Abraham Lincoln and the Three Rs
Reading, Writing, and…Remedy
By Steve Hooley
Today is Lincoln’s birthday. He was born on 2/12/1809, 213 years ago. Ten score and thirteen years ago.
“Writing—the art of communicating thoughts to the mind, through the eye—is the great invention of the world.” (Abraham Lincoln)
Lincoln is known for his voracious reading, his tenacious will to learn and overcome his single year of formal education, and his eloquent prose, both written and spoken. I thought that in honor of our 16th president and his 213th birthday, it would be a good day to be inspired by his reading and writing remedy plan.
Below are some of the key paragraphs in an article in Harvard University Press, 2/12/2019 on Lincoln and his reading and writing habits, and in review of The Annotated Lincoln by Harold Holzer and Thomas A. Horrocks.
- Know your weakness and commit to rigorous self-education.
“That Lincoln would come to be celebrated after his death as one of this nation’s greatest writers would have surprised and perhaps shocked some of the well-educated contemporaries who saw the living Lincoln as a man lacking the accoutrements of refinement, as nothing more than a country bumpkin who spoke like a hayseed and wrote like a yokel completely ignorant of the fundamentals of grammar. Lincoln, of course, was always aware of those who underestimated his intelligence and talents. As a young man, painfully conscious of his intellectual deficiencies, Lincoln committed himself to a rigorous course of self-education, so that by the time he reached middle age he possessed a steely inner confidence in his ability to hold his own intellectually with his more refined and better-educated peers.”
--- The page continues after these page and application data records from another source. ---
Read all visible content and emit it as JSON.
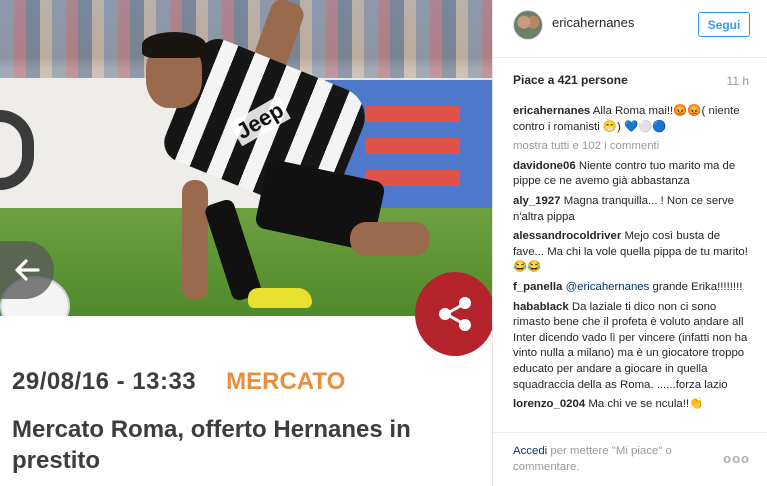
{
  "article": {
    "date": "29/08/16 - 13:33",
    "category": "MERCATO",
    "headline": "Mercato Roma, offerto Hernanes in prestito",
    "shirt_text": "Jeep",
    "colors": {
      "category": "#e98e3c",
      "share_button": "#b5232d",
      "text": "#3d3d3d"
    },
    "icons": {
      "back": "arrow-left-icon",
      "share": "share-icon"
    }
  },
  "instagram": {
    "username": "ericahernanes",
    "follow_label": "Segui",
    "likes": "Piace a 421 persone",
    "time": "11 h",
    "caption": {
      "user": "ericahernanes",
      "text": "Alla Roma mai!!😡😡( niente contro i romanisti 😁) 💙⚪🔵"
    },
    "view_all": "mostra tutti e 102 i commenti",
    "comments": [
      {
        "user": "davidone06",
        "text": "Niente contro tuo marito ma de pippe ce ne avemo già abbastanza"
      },
      {
        "user": "aly_1927",
        "text": "Magna tranquilla... ! Non ce serve n'altra pippa"
      },
      {
        "user": "alessandrocoldriver",
        "text": "Mejo così busta de fave... Ma chi la vole quella pippa de tu marito! 😂😂"
      },
      {
        "user": "f_panella",
        "mention": "@ericahernanes",
        "text": "grande Erika!!!!!!!!"
      },
      {
        "user": "hababIack",
        "text": "Da laziale ti dico non ci sono rimasto bene che il profeta è voluto andare all Inter dicendo vado lì per vincere (infatti non ha vinto nulla a milano) ma è un giocatore troppo educato per andare a giocare in quella squadraccia della as Roma. ......forza lazio"
      },
      {
        "user": "lorenzo_0204",
        "text": "Ma chi ve se ncula!!👏"
      }
    ],
    "login": {
      "link": "Accedi",
      "text": "per mettere \"Mi piace\" o commentare."
    },
    "more": "ooo",
    "colors": {
      "link": "#3897f0",
      "mention": "#003569",
      "muted": "#999999"
    }
  }
}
2. Prepare for prolonged, persistent study and practice.
“Lincoln’s ability to write the eloquent prose for which he became famous developed over time, gradually enhanced through strenuous practice and constantly reinforced through his active reading habits. After Lincoln’s death, his stepmother recalled Lincoln’s fascination with words and their meaning when he was young: ‘Abe read all the books he could lay his hands on — and when he came across a passage that struck him he would write it down on boards if he had no paper & keep it there till he did get paper — then he would re-write it — look at it repeat it — He had a copy book — a kind of scrap book in which he would put down all things and this preserved them.’”
- Reap the rewards of self-study.
“Lincoln’s writing skills in his mature years were primarily influenced by his youthful reading habits. His early reading tended to be intensive rather than extensive. Since books were scarce on the frontier, he would have read a few books more than once, memorizing much of what he read.”
- Practice, practice, and practice.
“Lincoln spoke not only from conviction but also from personal experience. In regard to writing — even writing about writing — Lincoln stands as one of its most inspired practitioners. From his earliest scribblings as a teenager to his final memoranda on the day he went to Ford’s Theatre, Abraham Lincoln may have spent more time writing — most of it wisely and memorably — than performing any other task.”
- Success and eloquence.
“No American president before or since has faced the problems that confronted Abraham Lincoln when he took office in 1861. Nor has any president expressed himself with such eloquence on issues of great moment. Lincoln’s writings reveal the depth of his thought and feeling and the sincerity of his convictions as he weighed the cost of freedom and preserving the Union.”
In summary, Abraham Lincoln is an inspiration to us as both readers and writers. His desire to learn, his willingness to overcome adversity, his determination to practice and improve himself, should inspire us to never stop reading and learning, and to never stop writing and practicing.
Addendum: When I began writing this post, I set out to review Lincoln’s reading habits. What I came away with was a new-found respect for someone with a humble beginning who, through self-study and diligence, achieved success that blessed an entire country. The information created the shape of the post.
If this self-study program sounds vaguely familiar, check last Sunday’s post, and go back and reread the second section (Self-study) of Chapter 5 (Keys to a Winning System) of How to Make a Living as a Writer, James Scott Bell.
Okay, TKZ community, it’s your turn.
- What writer(s) has (have) most inspired you to read/learn/write?
- How do you divide your time between reading nonfiction and fiction?
- What one area of writing do you intend to focus on and study in 2022?